  constrained in one direction and unconstrained in the other as in EDIT.
  Preferably constrained -- this helps the novice understand that a file (our
  word for which is coincidentally, but appropriately, derived from the Latin
  _filum_, thread) is just a one-dimensional string of numeric codes. As for
  the question of control over the machine, yes, yes, oh yes....
  You and I know what infinite possibilities a command prompt opens up, even
  in a relatively simple system such as MS/PC DOS, and we know that few people
  ever need to learn more than a dozen system commands -- but the average
  person has been conditioned to find a command prompt repulsive and to think
  of it as something at once primitive and overly hard to learn. As one whose
  talents and training are as far from computers as can be, I find this both
  dangerous and tragic. If a computer is "just a tool" (I personally regard it
  as a medium for cooperation) it is a tool controlled from two ends, the
  user's and the developer's. We *must* understand and master this tool, or
  some developer or other is sure to take control. A command prompt gives us
  our best opportunity to understand and master it -- and I personally have
  found understanding and mastering it, even to the relatively small degree of
  which I am capable, one of the most rewarding experiences of my life.
  Note that I started using a computer by accident, and only much later got
  dragged to a computer club meeting and became interested in the workings of
  the machine; it's not like I had any great interest in computers from the
  outset. Nor, on the other hand, did I ever have it in my head that I was
  incapable of learning more about them, or that I should not need to. That
  seems to be how most people think nowadays -- and little wonder....
        But the first several versions of Windows were so poorly
        designed that very few people wanted them, preferring even the
        archaic DOS with its incredibly difficult keyboard commands.
  That's Sun VP Michael H. Morris, writing in the July 24, 1994 San Francisco
  Examiner (http://www.baker.com/unix-and-law/morris-oped.html) -- a Unix
  vendor calling MS-DOS archaic and incredibly difficult! Sure, it could be
  more advanced and easier to use -- a LOT more advanced and a LOT easier to
  use -- but Mr. Morris ought to feel right at home in it, and he hardly needs
  to call it archaic and difficult to make any of the points he makes in his
  What gives? I don't know, but the way almost the entire industry is pushing
  us into point and click is very, very disturbing. If GUIs were all that
  great (and I think they can be, but they aren't now, not by a long shot),
  we would hardly need to be coerced into using them. That we are being
  coerced is plain to see.
  Perhaps others have noticed that many people, given little pictures to poke
  and prod, take their brains out of gear and lose their will to explore,
  learn, and grow.

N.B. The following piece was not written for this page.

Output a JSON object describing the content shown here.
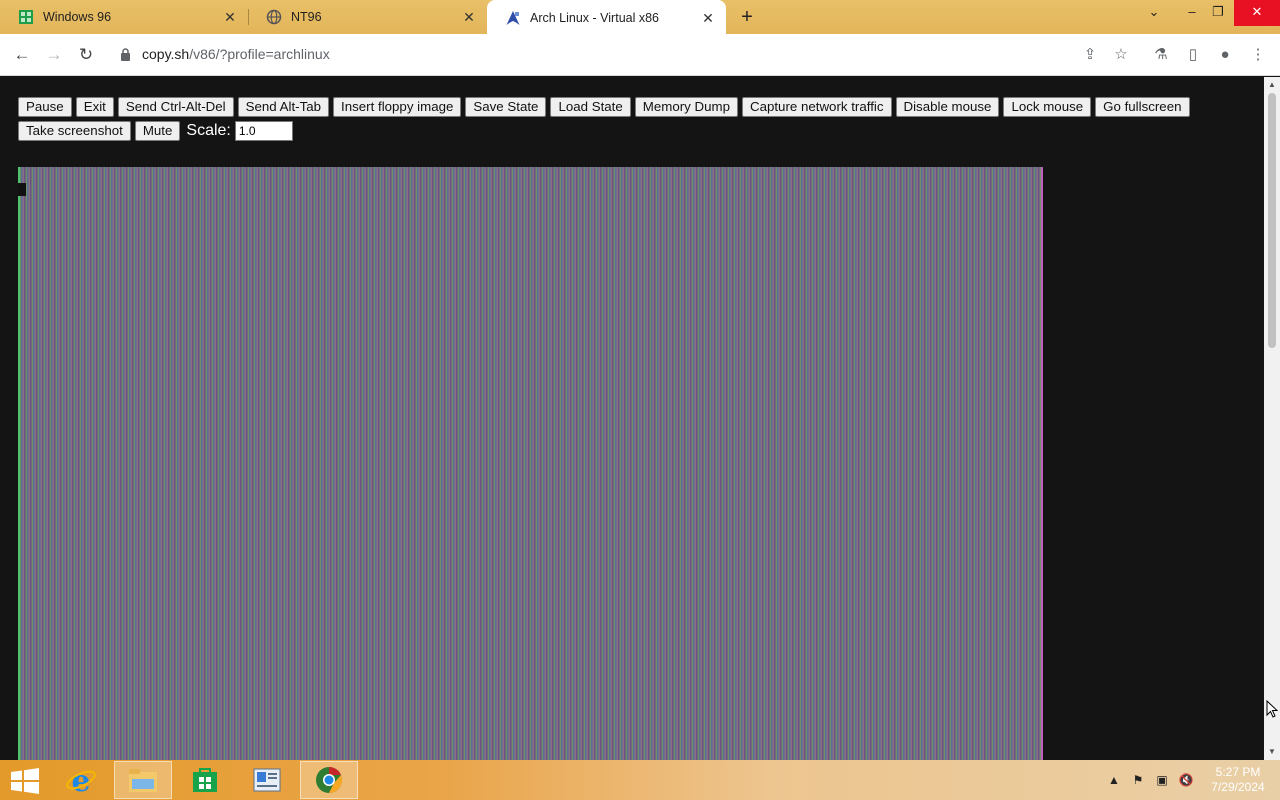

This post is way too long already, so I'll just throw this
  out for comment -- and ask people to think about what it might signify for
  anyone formulating a global strategy....
  > This, I think, is a clear 'social' example of how personal computing is
  > less than state-of-the-art for first time buyers. What a waste. Even the
  > computer "illiterate", what ever that means, deserve better.
  Well said.
  Dan Strychalski